### Work instructions
Your copy should match the entries exactly, with the pictures left out.

====================

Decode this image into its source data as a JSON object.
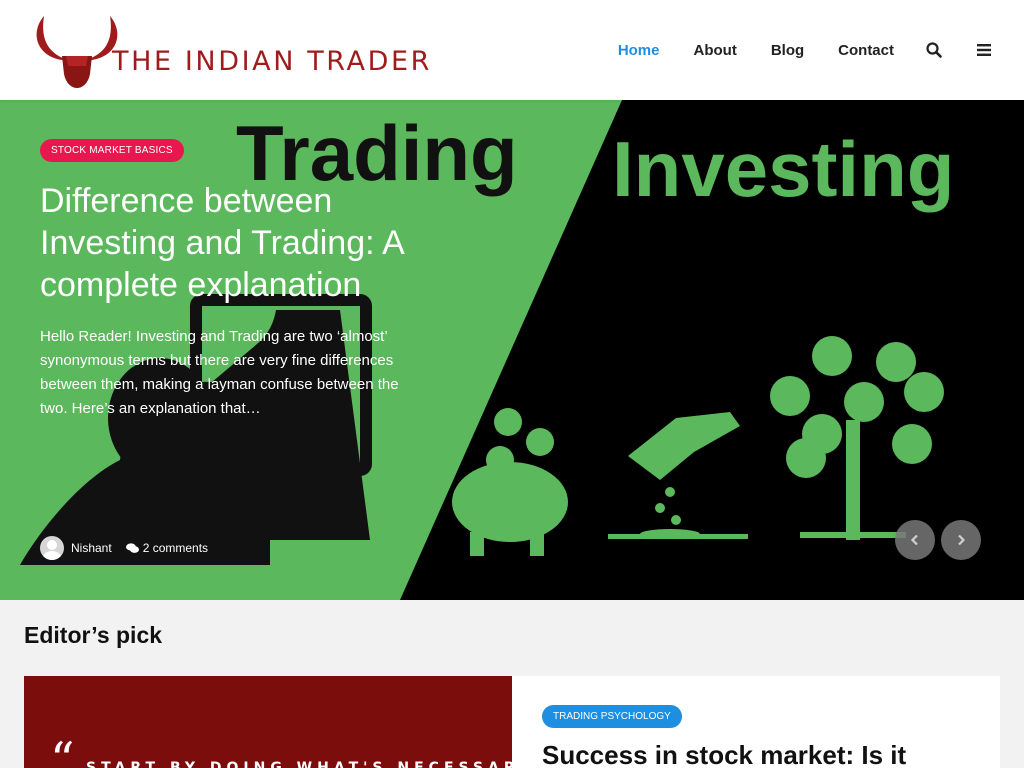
{
  "site": {
    "logo_text": "THE INDIAN TRADER",
    "brand_color": "#9e1c1c"
  },
  "nav": {
    "items": [
      {
        "label": "Home",
        "active": true
      },
      {
        "label": "About",
        "active": false
      },
      {
        "label": "Blog",
        "active": false
      },
      {
        "label": "Contact",
        "active": false
      }
    ],
    "search_icon": "search-icon",
    "menu_icon": "hamburger-menu-icon",
    "active_color": "#1d8ee0"
  },
  "hero": {
    "category": "Stock Market Basics",
    "title": "Difference between Investing and Trading: A complete explanation",
    "excerpt": "Hello Reader! Investing and Trading are two ‘almost’ synonymous terms but there are very fine differences between them, making a layman confuse between the two. Here’s an explanation that…",
    "author": "Nishant",
    "comments": "2 comments",
    "image_labels": {
      "left": "Trading",
      "right": "Investing"
    },
    "badge_color": "#e8184f",
    "art_green": "#5cb85c"
  },
  "editors_pick": {
    "heading": "Editor’s pick",
    "card": {
      "quote_mark": "“",
      "quote_text": "START BY DOING WHAT'S NECESSARY",
      "category": "Trading Psychology",
      "title": "Success in stock market: Is it"
    }
  }
}
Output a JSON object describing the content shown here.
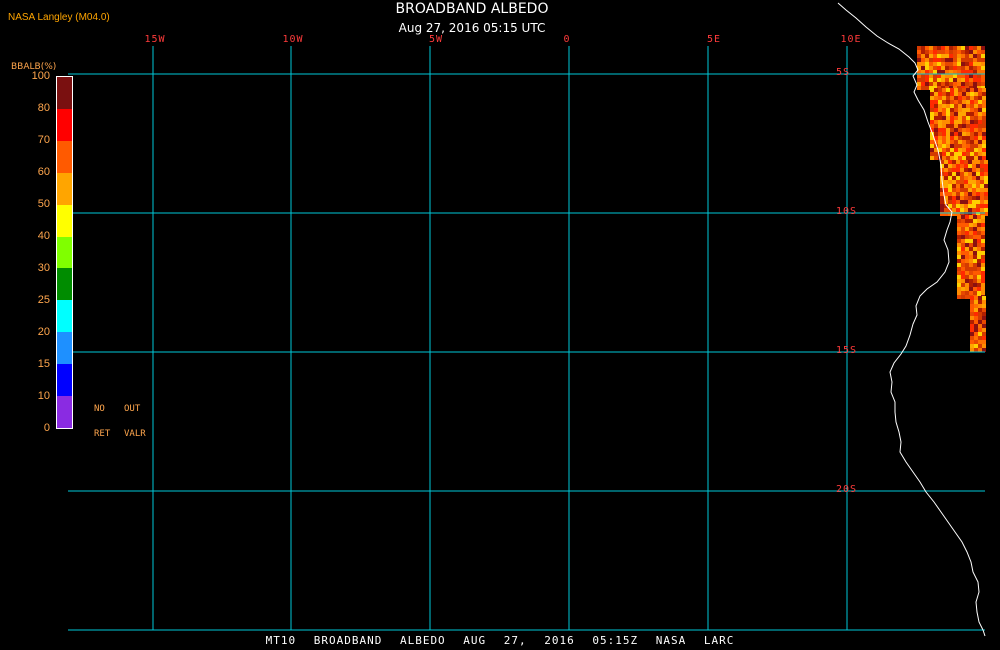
{
  "header": {
    "credit": "NASA Langley (M04.0)",
    "title": "BROADBAND ALBEDO",
    "datetime": "Aug 27, 2016 05:15 UTC"
  },
  "map": {
    "lon_labels": [
      "15W",
      "10W",
      "5W",
      "0",
      "5E",
      "10E"
    ],
    "lat_labels": [
      "5S",
      "10S",
      "15S",
      "20S"
    ],
    "grid_color": "#00c8d7",
    "label_color": "#ff3b3b",
    "coastline_color": "#ffffff"
  },
  "colorbar": {
    "title": "BBALB(%)",
    "ticks": [
      "100",
      "80",
      "70",
      "60",
      "50",
      "40",
      "30",
      "25",
      "20",
      "15",
      "10",
      "0"
    ],
    "colors": [
      "#7a1010",
      "#ff0000",
      "#ff5a00",
      "#ffa500",
      "#ffff00",
      "#80ff00",
      "#008c00",
      "#00ffff",
      "#1e90ff",
      "#0000ff",
      "#8a2be2"
    ],
    "no_label_1": "NO",
    "no_label_2": "RET",
    "out_label_1": "OUT",
    "out_label_2": "VALR"
  },
  "footer": {
    "text": "MT10  BROADBAND ALBEDO  AUG 27, 2016 05:15Z  NASA LARC"
  }
}
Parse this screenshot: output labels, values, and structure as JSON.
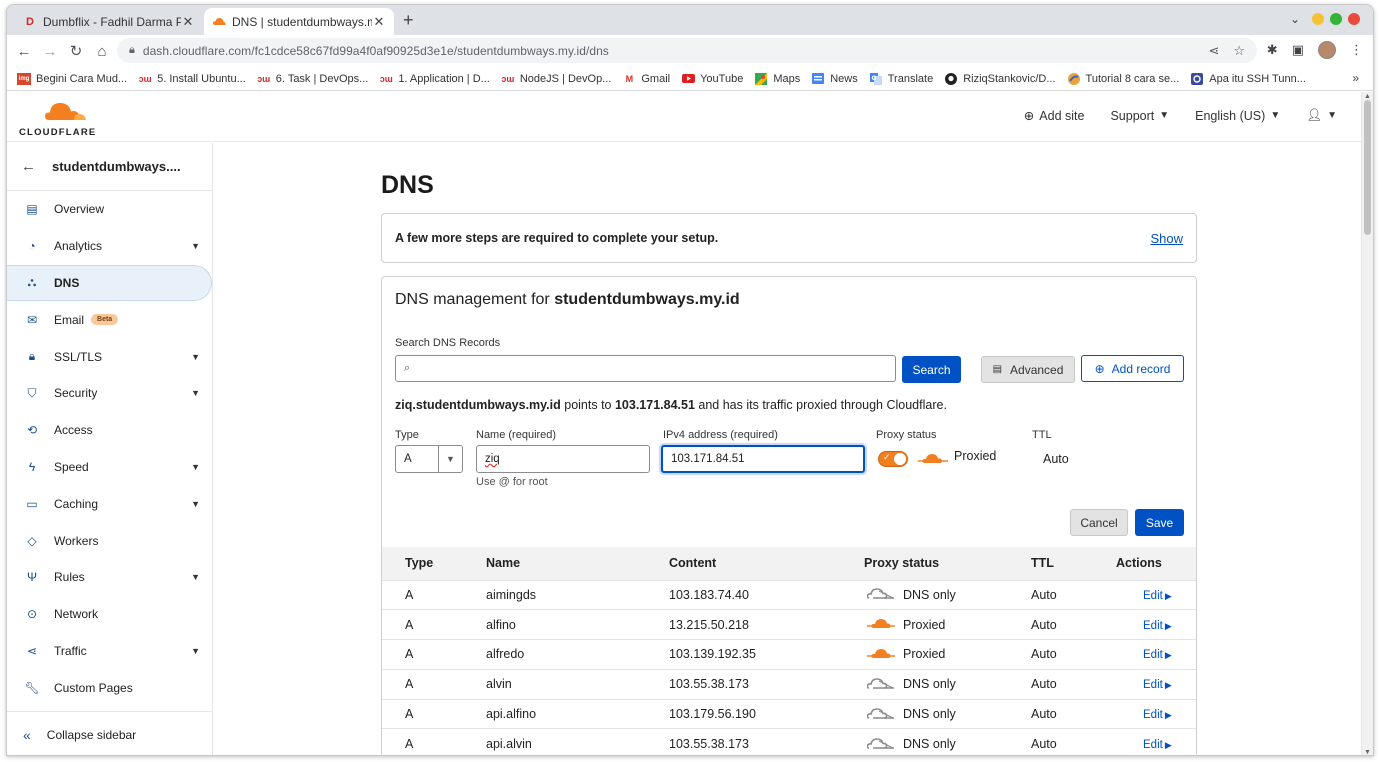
{
  "browser": {
    "tabs": [
      {
        "title": "Dumbflix - Fadhil Darma Pute",
        "icon": "dumbways-icon",
        "active": false
      },
      {
        "title": "DNS | studentdumbways.my.id",
        "icon": "cloudflare-icon",
        "active": true
      }
    ],
    "new_tab": "+",
    "tab_search": "⌄",
    "url": "dash.cloudflare.com/fc1cdce58c67fd99a4f0af90925d3e1e/studentdumbways.my.id/dns",
    "bookmarks": [
      {
        "label": "Begini Cara Mud...",
        "icon": "image-icon"
      },
      {
        "label": "5. Install Ubuntu...",
        "icon": "dumbways-icon"
      },
      {
        "label": "6. Task | DevOps...",
        "icon": "dumbways-icon"
      },
      {
        "label": "1. Application | D...",
        "icon": "dumbways-icon"
      },
      {
        "label": "NodeJS | DevOp...",
        "icon": "dumbways-icon"
      },
      {
        "label": "Gmail",
        "icon": "gmail-icon"
      },
      {
        "label": "YouTube",
        "icon": "youtube-icon"
      },
      {
        "label": "Maps",
        "icon": "maps-icon"
      },
      {
        "label": "News",
        "icon": "news-icon"
      },
      {
        "label": "Translate",
        "icon": "translate-icon"
      },
      {
        "label": "RiziqStankovic/D...",
        "icon": "github-icon"
      },
      {
        "label": "Tutorial 8 cara se...",
        "icon": "site-icon"
      },
      {
        "label": "Apa itu SSH Tunn...",
        "icon": "site-icon"
      }
    ],
    "more": "»"
  },
  "header": {
    "logo_text": "CLOUDFLARE",
    "add_site": "Add site",
    "support": "Support",
    "language": "English (US)"
  },
  "sidebar": {
    "zone": "studentdumbways....",
    "items": [
      {
        "label": "Overview",
        "icon": "document-icon",
        "dropdown": false
      },
      {
        "label": "Analytics",
        "icon": "clock-chart-icon",
        "dropdown": true
      },
      {
        "label": "DNS",
        "icon": "network-tree-icon",
        "dropdown": false,
        "active": true
      },
      {
        "label": "Email",
        "icon": "envelope-icon",
        "dropdown": false,
        "badge": "Beta"
      },
      {
        "label": "SSL/TLS",
        "icon": "lock-icon",
        "dropdown": true
      },
      {
        "label": "Security",
        "icon": "shield-icon",
        "dropdown": true
      },
      {
        "label": "Access",
        "icon": "access-icon",
        "dropdown": false
      },
      {
        "label": "Speed",
        "icon": "lightning-icon",
        "dropdown": true
      },
      {
        "label": "Caching",
        "icon": "server-icon",
        "dropdown": true
      },
      {
        "label": "Workers",
        "icon": "workers-icon",
        "dropdown": false
      },
      {
        "label": "Rules",
        "icon": "rules-icon",
        "dropdown": true
      },
      {
        "label": "Network",
        "icon": "location-pin-icon",
        "dropdown": false
      },
      {
        "label": "Traffic",
        "icon": "traffic-icon",
        "dropdown": true
      },
      {
        "label": "Custom Pages",
        "icon": "wrench-icon",
        "dropdown": false
      }
    ],
    "collapse": "Collapse sidebar"
  },
  "main": {
    "title": "DNS",
    "setup_notice": "A few more steps are required to complete your setup.",
    "show_link": "Show",
    "mgmt_prefix": "DNS management for ",
    "mgmt_domain": "studentdumbways.my.id",
    "search_label": "Search DNS Records",
    "search_placeholder": "",
    "search_button": "Search",
    "advanced_button": "Advanced",
    "add_record_button": "Add record",
    "points_name": "ziq.studentdumbways.my.id",
    "points_mid": " points to ",
    "points_ip": "103.171.84.51",
    "points_tail": " and has its traffic proxied through Cloudflare.",
    "form": {
      "type_label": "Type",
      "type_value": "A",
      "name_label": "Name (required)",
      "name_value": "ziq",
      "name_hint": "Use @ for root",
      "ip_label": "IPv4 address (required)",
      "ip_value": "103.171.84.51",
      "proxy_label": "Proxy status",
      "proxy_value": "Proxied",
      "ttl_label": "TTL",
      "ttl_value": "Auto",
      "cancel": "Cancel",
      "save": "Save"
    },
    "table": {
      "headers": [
        "Type",
        "Name",
        "Content",
        "Proxy status",
        "TTL",
        "Actions"
      ],
      "edit_label": "Edit",
      "rows": [
        {
          "type": "A",
          "name": "aimingds",
          "content": "103.183.74.40",
          "proxy": "DNS only",
          "ttl": "Auto"
        },
        {
          "type": "A",
          "name": "alfino",
          "content": "13.215.50.218",
          "proxy": "Proxied",
          "ttl": "Auto"
        },
        {
          "type": "A",
          "name": "alfredo",
          "content": "103.139.192.35",
          "proxy": "Proxied",
          "ttl": "Auto"
        },
        {
          "type": "A",
          "name": "alvin",
          "content": "103.55.38.173",
          "proxy": "DNS only",
          "ttl": "Auto"
        },
        {
          "type": "A",
          "name": "api.alfino",
          "content": "103.179.56.190",
          "proxy": "DNS only",
          "ttl": "Auto"
        },
        {
          "type": "A",
          "name": "api.alvin",
          "content": "103.55.38.173",
          "proxy": "DNS only",
          "ttl": "Auto"
        }
      ]
    }
  },
  "colors": {
    "accent": "#0051c3",
    "cloudflare_orange": "#f38020",
    "grey_cloud": "#8c8c8c"
  }
}
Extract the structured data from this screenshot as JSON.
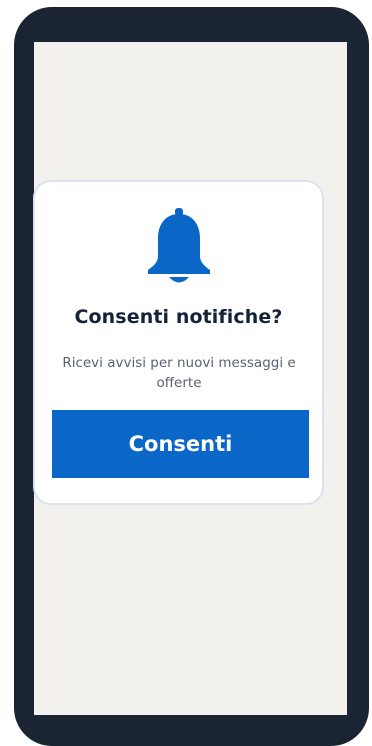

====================

### Exercise output
Decode this image into its source data as a JSON object.
{
  "site": {
    "logo_text": "THE INDIAN TRADER",
    "brand_color": "#9e1c1c"
  },
  "nav": {
    "items": [
      {
        "label": "Home",
        "active": true
      },
      {
        "label": "About",
        "active": false
      },
      {
        "label": "Blog",
        "active": false
      },
      {
        "label": "Contact",
        "active": false
      }
    ],
    "search_icon": "search-icon",
    "menu_icon": "hamburger-menu-icon",
    "active_color": "#1d8ee0"
  },
  "hero": {
    "category": "Stock Market Basics",
    "title": "Difference between Investing and Trading: A complete explanation",
    "excerpt": "Hello Reader! Investing and Trading are two ‘almost’ synonymous terms but there are very fine differences between them, making a layman confuse between the two. Here’s an explanation that…",
    "author": "Nishant",
    "comments": "2 comments",
    "image_labels": {
      "left": "Trading",
      "right": "Investing"
    },
    "badge_color": "#e8184f",
    "art_green": "#5cb85c"
  },
  "editors_pick": {
    "heading": "Editor’s pick",
    "card": {
      "quote_mark": "“",
      "quote_text": "START BY DOING WHAT'S NECESSARY",
      "category": "Trading Psychology",
      "title": "Success in stock market: Is it"
    }
  }
}
Output a JSON object describing the content shown here.
{
  "header": {
    "credit": "NASA Langley (M04.0)",
    "title": "BROADBAND ALBEDO",
    "datetime": "Aug 27, 2016 05:15 UTC"
  },
  "map": {
    "lon_labels": [
      "15W",
      "10W",
      "5W",
      "0",
      "5E",
      "10E"
    ],
    "lat_labels": [
      "5S",
      "10S",
      "15S",
      "20S"
    ],
    "grid_color": "#00c8d7",
    "label_color": "#ff3b3b",
    "coastline_color": "#ffffff"
  },
  "colorbar": {
    "title": "BBALB(%)",
    "ticks": [
      "100",
      "80",
      "70",
      "60",
      "50",
      "40",
      "30",
      "25",
      "20",
      "15",
      "10",
      "0"
    ],
    "colors": [
      "#7a1010",
      "#ff0000",
      "#ff5a00",
      "#ffa500",
      "#ffff00",
      "#80ff00",
      "#008c00",
      "#00ffff",
      "#1e90ff",
      "#0000ff",
      "#8a2be2"
    ],
    "no_label_1": "NO",
    "no_label_2": "RET",
    "out_label_1": "OUT",
    "out_label_2": "VALR"
  },
  "footer": {
    "text": "MT10  BROADBAND ALBEDO  AUG 27, 2016 05:15Z  NASA LARC"
  }
}
Parse this screenshot: output labels, values, and structure as JSON.
{
  "browser": {
    "tabs": [
      {
        "title": "Dumbflix - Fadhil Darma Pute",
        "icon": "dumbways-icon",
        "active": false
      },
      {
        "title": "DNS | studentdumbways.my.id",
        "icon": "cloudflare-icon",
        "active": true
      }
    ],
    "new_tab": "+",
    "tab_search": "⌄",
    "url": "dash.cloudflare.com/fc1cdce58c67fd99a4f0af90925d3e1e/studentdumbways.my.id/dns",
    "bookmarks": [
      {
        "label": "Begini Cara Mud...",
        "icon": "image-icon"
      },
      {
        "label": "5. Install Ubuntu...",
        "icon": "dumbways-icon"
      },
      {
        "label": "6. Task | DevOps...",
        "icon": "dumbways-icon"
      },
      {
        "label": "1. Application | D...",
        "icon": "dumbways-icon"
      },
      {
        "label": "NodeJS | DevOp...",
        "icon": "dumbways-icon"
      },
      {
        "label": "Gmail",
        "icon": "gmail-icon"
      },
      {
        "label": "YouTube",
        "icon": "youtube-icon"
      },
      {
        "label": "Maps",
        "icon": "maps-icon"
      },
      {
        "label": "News",
        "icon": "news-icon"
      },
      {
        "label": "Translate",
        "icon": "translate-icon"
      },
      {
        "label": "RiziqStankovic/D...",
        "icon": "github-icon"
      },
      {
        "label": "Tutorial 8 cara se...",
        "icon": "site-icon"
      },
      {
        "label": "Apa itu SSH Tunn...",
        "icon": "site-icon"
      }
    ],
    "more": "»"
  },
  "header": {
    "logo_text": "CLOUDFLARE",
    "add_site": "Add site",
    "support": "Support",
    "language": "English (US)"
  },
  "sidebar": {
    "zone": "studentdumbways....",
    "items": [
      {
        "label": "Overview",
        "icon": "document-icon",
        "dropdown": false
      },
      {
        "label": "Analytics",
        "icon": "clock-chart-icon",
        "dropdown": true
      },
      {
        "label": "DNS",
        "icon": "network-tree-icon",
        "dropdown": false,
        "active": true
      },
      {
        "label": "Email",
        "icon": "envelope-icon",
        "dropdown": false,
        "badge": "Beta"
      },
      {
        "label": "SSL/TLS",
        "icon": "lock-icon",
        "dropdown": true
      },
      {
        "label": "Security",
        "icon": "shield-icon",
        "dropdown": true
      },
      {
        "label": "Access",
        "icon": "access-icon",
        "dropdown": false
      },
      {
        "label": "Speed",
        "icon": "lightning-icon",
        "dropdown": true
      },
      {
        "label": "Caching",
        "icon": "server-icon",
        "dropdown": true
      },
      {
        "label": "Workers",
        "icon": "workers-icon",
        "dropdown": false
      },
      {
        "label": "Rules",
        "icon": "rules-icon",
        "dropdown": true
      },
      {
        "label": "Network",
        "icon": "location-pin-icon",
        "dropdown": false
      },
      {
        "label": "Traffic",
        "icon": "traffic-icon",
        "dropdown": true
      },
      {
        "label": "Custom Pages",
        "icon": "wrench-icon",
        "dropdown": false
      }
    ],
    "collapse": "Collapse sidebar"
  },
  "main": {
    "title": "DNS",
    "setup_notice": "A few more steps are required to complete your setup.",
    "show_link": "Show",
    "mgmt_prefix": "DNS management for ",
    "mgmt_domain": "studentdumbways.my.id",
    "search_label": "Search DNS Records",
    "search_placeholder": "",
    "search_button": "Search",
    "advanced_button": "Advanced",
    "add_record_button": "Add record",
    "points_name": "ziq.studentdumbways.my.id",
    "points_mid": " points to ",
    "points_ip": "103.171.84.51",
    "points_tail": " and has its traffic proxied through Cloudflare.",
    "form": {
      "type_label": "Type",
      "type_value": "A",
      "name_label": "Name (required)",
      "name_value": "ziq",
      "name_hint": "Use @ for root",
      "ip_label": "IPv4 address (required)",
      "ip_value": "103.171.84.51",
      "proxy_label": "Proxy status",
      "proxy_value": "Proxied",
      "ttl_label": "TTL",
      "ttl_value": "Auto",
      "cancel": "Cancel",
      "save": "Save"
    },
    "table": {
      "headers": [
        "Type",
        "Name",
        "Content",
        "Proxy status",
        "TTL",
        "Actions"
      ],
      "edit_label": "Edit",
      "rows": [
        {
          "type": "A",
          "name": "aimingds",
          "content": "103.183.74.40",
          "proxy": "DNS only",
          "ttl": "Auto"
        },
        {
          "type": "A",
          "name": "alfino",
          "content": "13.215.50.218",
          "proxy": "Proxied",
          "ttl": "Auto"
        },
        {
          "type": "A",
          "name": "alfredo",
          "content": "103.139.192.35",
          "proxy": "Proxied",
          "ttl": "Auto"
        },
        {
          "type": "A",
          "name": "alvin",
          "content": "103.55.38.173",
          "proxy": "DNS only",
          "ttl": "Auto"
        },
        {
          "type": "A",
          "name": "api.alfino",
          "content": "103.179.56.190",
          "proxy": "DNS only",
          "ttl": "Auto"
        },
        {
          "type": "A",
          "name": "api.alvin",
          "content": "103.55.38.173",
          "proxy": "DNS only",
          "ttl": "Auto"
        }
      ]
    }
  },
  "colors": {
    "accent": "#0051c3",
    "cloudflare_orange": "#f38020",
    "grey_cloud": "#8c8c8c"
  }
}
Extract the structured data from this screenshot as JSON.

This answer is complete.